▶ _What you need to do_: Whenever the word "genre" appears in a line of the data below, copy that line.

Data records for software interfaces

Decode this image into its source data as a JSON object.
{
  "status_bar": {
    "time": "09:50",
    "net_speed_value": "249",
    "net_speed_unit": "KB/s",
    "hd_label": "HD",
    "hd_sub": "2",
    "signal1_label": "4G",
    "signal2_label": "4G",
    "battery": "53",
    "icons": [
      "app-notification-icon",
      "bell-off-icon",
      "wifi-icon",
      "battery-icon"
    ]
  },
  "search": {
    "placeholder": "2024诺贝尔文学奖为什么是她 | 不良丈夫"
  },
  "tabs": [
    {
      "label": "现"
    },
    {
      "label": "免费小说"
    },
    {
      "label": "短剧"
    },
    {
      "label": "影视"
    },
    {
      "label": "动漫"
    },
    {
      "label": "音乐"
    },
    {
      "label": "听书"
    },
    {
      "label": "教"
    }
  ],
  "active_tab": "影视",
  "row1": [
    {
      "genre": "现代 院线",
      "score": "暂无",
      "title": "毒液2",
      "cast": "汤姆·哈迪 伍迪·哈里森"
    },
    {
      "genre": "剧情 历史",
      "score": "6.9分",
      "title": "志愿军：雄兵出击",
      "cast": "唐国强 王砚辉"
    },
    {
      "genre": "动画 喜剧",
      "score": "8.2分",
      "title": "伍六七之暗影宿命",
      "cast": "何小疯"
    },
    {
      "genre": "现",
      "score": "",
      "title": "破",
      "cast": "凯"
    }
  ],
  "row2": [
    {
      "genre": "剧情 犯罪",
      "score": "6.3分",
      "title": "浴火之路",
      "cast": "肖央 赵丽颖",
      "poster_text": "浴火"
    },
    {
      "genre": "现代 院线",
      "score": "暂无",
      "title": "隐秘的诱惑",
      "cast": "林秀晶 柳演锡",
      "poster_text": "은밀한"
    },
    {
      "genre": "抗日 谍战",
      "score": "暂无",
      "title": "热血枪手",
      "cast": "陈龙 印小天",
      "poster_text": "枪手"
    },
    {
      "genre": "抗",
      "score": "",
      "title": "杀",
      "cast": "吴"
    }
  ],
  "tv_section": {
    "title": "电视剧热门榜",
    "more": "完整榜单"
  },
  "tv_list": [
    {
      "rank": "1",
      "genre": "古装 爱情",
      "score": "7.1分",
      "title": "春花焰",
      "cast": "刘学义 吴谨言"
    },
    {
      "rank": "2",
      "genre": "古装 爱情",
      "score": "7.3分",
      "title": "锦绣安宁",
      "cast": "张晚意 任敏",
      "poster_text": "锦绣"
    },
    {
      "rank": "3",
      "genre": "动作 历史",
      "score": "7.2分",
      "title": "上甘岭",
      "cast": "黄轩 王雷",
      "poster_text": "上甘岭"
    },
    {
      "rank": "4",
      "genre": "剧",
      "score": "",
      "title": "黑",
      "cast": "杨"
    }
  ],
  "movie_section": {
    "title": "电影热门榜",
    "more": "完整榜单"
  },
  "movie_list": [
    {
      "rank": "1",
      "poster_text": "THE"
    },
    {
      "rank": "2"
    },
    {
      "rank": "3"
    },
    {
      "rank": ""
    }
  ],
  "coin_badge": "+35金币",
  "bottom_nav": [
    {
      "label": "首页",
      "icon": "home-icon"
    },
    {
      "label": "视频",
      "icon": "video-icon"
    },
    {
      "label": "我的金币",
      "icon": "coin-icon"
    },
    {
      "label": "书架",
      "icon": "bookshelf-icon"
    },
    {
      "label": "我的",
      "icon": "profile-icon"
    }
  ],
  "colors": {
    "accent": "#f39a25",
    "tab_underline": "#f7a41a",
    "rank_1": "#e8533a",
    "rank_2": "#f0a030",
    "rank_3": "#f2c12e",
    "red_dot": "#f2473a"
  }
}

▶ _Answer to the problem_:
      "genre": "现代 院线",
      "genre": "剧情 历史",
      "genre": "动画 喜剧",
      "genre": "现",
      "genre": "剧情 犯罪",
      "genre": "现代 院线",
      "genre": "抗日 谍战",
      "genre": "抗",
      "genre": "古装 爱情",
      "genre": "古装 爱情",
      "genre": "动作 历史",
      "genre": "剧",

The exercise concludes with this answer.